The words "labyrinth" and "maze" are often used interchangeably. They certainly seem similar, as a path from edge to center is cut into the turf, wound through hedgerows or mowed into a cornfield, but a true labyrinth is spiritual in nature and a maze is for amusement.
The labyrinth has its roots in Greek mythology. Legend has it that Daedalus built one for King Minos to contain the ferocious half-man, half-bull Minotaur. The path was so complex that Minos locked Daedealus in a tower to keep him from ever revealing its solution. Not much is known about how labyrinths were used in Greece, but they are well documented throughout France and Italy where they were built into tiles or carved into cathedral floors. The winding path from entrance toward the center symbolizes life or the Christian journey. You can't get lost in a labyrinth. You walk it slowly—barefoot to ground if desired—to calm the mind and spirit.
Mazes, on the other hand, have been delightfully perplexing people for hundreds of years. They are puzzles to be solved and are full of wrong turns and dead ends. Sometimes they contain clues to help walkers finder their way.
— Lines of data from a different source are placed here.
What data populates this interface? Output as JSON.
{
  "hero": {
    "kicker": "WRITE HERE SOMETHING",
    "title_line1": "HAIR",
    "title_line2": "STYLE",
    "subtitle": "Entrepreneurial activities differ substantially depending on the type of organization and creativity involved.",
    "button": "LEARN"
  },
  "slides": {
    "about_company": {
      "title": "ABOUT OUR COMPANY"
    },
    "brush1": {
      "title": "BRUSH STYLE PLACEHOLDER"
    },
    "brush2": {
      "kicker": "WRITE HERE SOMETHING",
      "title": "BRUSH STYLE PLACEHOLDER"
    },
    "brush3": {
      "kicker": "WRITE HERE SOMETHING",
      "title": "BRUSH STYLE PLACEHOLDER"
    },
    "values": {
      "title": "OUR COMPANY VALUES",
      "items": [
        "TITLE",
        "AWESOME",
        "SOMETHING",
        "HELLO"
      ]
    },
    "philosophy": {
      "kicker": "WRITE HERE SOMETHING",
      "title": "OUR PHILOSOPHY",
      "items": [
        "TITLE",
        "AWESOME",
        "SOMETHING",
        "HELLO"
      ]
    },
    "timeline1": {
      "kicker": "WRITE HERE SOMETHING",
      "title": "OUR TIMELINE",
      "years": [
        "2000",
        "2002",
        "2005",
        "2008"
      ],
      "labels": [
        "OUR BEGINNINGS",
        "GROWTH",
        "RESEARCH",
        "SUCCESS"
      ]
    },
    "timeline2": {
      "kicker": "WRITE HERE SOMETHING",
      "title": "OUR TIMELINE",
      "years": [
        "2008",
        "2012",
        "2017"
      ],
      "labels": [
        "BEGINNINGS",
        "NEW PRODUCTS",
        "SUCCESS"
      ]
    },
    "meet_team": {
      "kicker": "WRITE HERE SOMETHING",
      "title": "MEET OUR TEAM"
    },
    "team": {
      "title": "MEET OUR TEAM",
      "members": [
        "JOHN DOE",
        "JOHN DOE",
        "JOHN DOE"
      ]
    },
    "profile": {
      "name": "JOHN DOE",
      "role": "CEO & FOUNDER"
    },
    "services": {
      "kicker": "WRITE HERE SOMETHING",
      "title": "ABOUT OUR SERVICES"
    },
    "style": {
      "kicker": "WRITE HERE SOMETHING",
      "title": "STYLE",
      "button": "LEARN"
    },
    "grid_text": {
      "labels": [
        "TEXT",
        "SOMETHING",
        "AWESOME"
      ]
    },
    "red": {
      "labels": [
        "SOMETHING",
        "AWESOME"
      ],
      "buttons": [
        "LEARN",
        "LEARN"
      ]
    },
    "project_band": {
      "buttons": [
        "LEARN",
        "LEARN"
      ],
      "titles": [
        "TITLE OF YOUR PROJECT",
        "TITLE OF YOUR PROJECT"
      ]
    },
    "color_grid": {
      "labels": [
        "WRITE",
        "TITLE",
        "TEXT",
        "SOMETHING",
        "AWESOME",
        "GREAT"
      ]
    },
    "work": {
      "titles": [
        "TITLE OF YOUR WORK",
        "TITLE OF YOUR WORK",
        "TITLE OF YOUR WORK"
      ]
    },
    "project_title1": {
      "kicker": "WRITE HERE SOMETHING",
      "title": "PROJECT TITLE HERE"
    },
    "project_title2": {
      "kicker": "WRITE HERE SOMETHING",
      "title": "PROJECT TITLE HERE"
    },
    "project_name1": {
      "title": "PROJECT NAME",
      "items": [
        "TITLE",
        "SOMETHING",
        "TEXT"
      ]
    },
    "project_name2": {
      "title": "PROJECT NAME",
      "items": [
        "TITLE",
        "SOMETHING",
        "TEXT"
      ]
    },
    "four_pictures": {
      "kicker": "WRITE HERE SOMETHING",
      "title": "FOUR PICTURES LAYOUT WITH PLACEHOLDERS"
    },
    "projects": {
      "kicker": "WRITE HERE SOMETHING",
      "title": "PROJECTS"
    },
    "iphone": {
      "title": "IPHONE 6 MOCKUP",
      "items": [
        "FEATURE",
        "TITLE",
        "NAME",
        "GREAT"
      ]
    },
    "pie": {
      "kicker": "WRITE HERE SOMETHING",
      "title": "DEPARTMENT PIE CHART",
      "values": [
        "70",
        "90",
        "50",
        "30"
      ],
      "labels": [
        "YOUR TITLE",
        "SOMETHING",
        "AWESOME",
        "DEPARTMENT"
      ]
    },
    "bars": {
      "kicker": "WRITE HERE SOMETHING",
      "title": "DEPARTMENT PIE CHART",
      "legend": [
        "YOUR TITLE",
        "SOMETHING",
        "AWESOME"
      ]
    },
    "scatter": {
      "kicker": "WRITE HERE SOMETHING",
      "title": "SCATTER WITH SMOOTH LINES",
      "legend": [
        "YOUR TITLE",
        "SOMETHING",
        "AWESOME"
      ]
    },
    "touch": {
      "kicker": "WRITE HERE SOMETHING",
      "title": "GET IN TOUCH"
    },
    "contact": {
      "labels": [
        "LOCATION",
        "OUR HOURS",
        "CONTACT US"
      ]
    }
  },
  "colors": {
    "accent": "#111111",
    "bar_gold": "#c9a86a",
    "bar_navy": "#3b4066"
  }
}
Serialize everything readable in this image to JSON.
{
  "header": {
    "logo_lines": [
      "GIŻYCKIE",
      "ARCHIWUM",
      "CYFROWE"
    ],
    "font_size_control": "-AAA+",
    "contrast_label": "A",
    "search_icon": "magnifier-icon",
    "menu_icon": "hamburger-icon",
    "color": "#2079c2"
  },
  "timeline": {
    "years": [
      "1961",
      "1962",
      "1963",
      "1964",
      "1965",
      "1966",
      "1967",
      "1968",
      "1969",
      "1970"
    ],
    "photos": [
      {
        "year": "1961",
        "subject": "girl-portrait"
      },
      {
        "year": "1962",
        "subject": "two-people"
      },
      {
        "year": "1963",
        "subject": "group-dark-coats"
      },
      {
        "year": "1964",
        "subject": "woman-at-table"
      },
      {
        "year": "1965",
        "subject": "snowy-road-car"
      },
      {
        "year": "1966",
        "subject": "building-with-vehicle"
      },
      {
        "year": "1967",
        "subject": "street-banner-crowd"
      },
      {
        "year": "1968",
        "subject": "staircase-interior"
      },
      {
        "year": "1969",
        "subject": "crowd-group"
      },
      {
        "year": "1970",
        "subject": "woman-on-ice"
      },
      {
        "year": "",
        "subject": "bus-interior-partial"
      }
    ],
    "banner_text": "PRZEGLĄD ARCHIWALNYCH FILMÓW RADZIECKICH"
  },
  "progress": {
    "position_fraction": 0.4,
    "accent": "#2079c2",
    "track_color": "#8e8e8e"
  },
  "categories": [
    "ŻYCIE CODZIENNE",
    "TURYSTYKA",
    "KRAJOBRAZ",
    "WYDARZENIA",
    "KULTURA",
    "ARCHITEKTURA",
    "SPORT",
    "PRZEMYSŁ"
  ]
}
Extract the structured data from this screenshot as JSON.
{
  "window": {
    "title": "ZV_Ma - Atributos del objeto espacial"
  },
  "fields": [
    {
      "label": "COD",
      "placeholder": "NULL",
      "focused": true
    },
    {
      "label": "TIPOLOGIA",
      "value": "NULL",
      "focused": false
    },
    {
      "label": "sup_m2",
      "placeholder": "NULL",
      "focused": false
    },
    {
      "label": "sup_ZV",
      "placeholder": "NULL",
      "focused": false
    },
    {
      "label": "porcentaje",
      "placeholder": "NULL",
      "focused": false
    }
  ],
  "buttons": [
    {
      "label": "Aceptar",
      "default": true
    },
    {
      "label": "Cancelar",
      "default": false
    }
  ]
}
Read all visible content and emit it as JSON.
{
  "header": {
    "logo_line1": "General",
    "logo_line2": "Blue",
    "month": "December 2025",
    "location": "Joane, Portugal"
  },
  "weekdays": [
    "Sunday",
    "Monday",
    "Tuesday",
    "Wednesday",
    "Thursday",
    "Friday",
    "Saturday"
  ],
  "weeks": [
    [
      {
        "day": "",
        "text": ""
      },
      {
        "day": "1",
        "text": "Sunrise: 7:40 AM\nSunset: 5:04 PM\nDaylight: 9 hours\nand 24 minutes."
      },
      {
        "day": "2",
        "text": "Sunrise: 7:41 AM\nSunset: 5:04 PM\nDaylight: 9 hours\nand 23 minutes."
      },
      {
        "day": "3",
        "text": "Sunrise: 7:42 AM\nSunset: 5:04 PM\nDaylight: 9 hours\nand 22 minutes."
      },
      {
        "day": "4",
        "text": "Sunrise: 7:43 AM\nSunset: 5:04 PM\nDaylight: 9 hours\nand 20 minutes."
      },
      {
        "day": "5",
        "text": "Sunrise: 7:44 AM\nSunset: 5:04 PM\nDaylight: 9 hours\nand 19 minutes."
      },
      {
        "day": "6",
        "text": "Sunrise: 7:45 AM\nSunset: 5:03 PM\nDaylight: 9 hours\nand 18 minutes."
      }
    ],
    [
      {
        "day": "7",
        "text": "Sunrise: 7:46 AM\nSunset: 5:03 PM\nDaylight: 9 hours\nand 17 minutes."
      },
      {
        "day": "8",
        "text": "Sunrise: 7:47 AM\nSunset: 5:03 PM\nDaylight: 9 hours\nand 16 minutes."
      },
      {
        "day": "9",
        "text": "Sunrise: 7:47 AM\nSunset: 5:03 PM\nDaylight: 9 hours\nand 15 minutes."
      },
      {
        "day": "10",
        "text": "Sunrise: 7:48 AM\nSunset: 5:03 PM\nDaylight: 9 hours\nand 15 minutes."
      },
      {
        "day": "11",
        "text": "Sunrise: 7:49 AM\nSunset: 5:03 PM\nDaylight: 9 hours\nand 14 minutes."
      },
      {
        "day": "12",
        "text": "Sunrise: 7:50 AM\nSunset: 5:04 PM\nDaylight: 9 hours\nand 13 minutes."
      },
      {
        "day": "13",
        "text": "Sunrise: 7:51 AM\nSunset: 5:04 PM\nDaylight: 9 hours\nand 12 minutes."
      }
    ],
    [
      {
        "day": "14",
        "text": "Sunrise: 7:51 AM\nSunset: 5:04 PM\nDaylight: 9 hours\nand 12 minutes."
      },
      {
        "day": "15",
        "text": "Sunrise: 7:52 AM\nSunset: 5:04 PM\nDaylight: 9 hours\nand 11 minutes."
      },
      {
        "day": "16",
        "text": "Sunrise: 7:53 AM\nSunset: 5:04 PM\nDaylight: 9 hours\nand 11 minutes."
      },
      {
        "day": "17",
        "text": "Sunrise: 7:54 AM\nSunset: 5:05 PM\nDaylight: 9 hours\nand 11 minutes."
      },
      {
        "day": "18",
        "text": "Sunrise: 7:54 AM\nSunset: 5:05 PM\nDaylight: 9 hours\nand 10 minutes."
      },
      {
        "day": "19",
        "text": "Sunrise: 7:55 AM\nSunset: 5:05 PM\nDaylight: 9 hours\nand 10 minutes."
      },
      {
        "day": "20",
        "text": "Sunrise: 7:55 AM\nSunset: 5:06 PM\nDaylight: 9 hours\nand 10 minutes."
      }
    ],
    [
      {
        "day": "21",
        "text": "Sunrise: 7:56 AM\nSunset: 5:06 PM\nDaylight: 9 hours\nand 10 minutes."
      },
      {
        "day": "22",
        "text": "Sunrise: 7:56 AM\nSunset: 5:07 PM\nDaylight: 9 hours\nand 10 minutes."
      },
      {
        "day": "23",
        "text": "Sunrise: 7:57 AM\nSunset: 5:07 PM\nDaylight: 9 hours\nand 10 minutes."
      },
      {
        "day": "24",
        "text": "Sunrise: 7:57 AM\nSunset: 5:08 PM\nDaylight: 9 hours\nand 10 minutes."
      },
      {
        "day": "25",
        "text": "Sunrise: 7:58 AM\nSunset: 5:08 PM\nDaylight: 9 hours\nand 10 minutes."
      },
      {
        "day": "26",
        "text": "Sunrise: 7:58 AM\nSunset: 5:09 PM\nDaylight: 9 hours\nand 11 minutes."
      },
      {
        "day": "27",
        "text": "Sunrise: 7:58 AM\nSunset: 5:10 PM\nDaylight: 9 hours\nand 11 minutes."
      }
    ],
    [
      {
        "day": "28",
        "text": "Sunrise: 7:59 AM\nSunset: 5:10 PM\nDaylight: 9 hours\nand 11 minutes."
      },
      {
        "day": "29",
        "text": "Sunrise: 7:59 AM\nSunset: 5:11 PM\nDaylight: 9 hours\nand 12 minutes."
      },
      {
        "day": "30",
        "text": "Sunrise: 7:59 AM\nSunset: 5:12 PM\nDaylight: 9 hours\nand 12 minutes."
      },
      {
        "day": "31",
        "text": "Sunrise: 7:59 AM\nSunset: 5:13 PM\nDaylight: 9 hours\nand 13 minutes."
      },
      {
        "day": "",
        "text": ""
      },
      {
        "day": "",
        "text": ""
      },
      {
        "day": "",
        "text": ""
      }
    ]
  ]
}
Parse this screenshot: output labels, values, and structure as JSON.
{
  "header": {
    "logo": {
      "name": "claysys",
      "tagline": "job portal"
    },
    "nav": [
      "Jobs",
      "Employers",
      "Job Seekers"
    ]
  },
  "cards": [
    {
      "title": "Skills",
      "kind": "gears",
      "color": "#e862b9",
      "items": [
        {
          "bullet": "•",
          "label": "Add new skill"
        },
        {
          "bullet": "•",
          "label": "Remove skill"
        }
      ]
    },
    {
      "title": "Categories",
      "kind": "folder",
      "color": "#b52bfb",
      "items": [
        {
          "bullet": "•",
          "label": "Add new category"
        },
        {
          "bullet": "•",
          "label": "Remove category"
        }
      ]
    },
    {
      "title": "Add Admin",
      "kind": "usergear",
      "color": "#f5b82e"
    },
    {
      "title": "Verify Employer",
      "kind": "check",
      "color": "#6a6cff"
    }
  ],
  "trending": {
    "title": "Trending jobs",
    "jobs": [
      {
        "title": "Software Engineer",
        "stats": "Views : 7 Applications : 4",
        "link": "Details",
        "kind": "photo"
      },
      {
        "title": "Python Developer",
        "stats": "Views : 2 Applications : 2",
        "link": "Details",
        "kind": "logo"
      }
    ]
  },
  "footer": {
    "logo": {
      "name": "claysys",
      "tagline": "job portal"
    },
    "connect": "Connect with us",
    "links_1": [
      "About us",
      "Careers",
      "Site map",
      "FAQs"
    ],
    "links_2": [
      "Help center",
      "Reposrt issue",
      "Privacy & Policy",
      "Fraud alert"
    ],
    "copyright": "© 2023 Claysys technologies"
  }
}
Mazes were widely popular in English formal gardens throughout the 18th century and some mazes in Europe, such as the Hampton Court hedge maze, are still in existence today.
Here are some of the prettiest and most-perplexing mazes and labyrinths that are open to the public.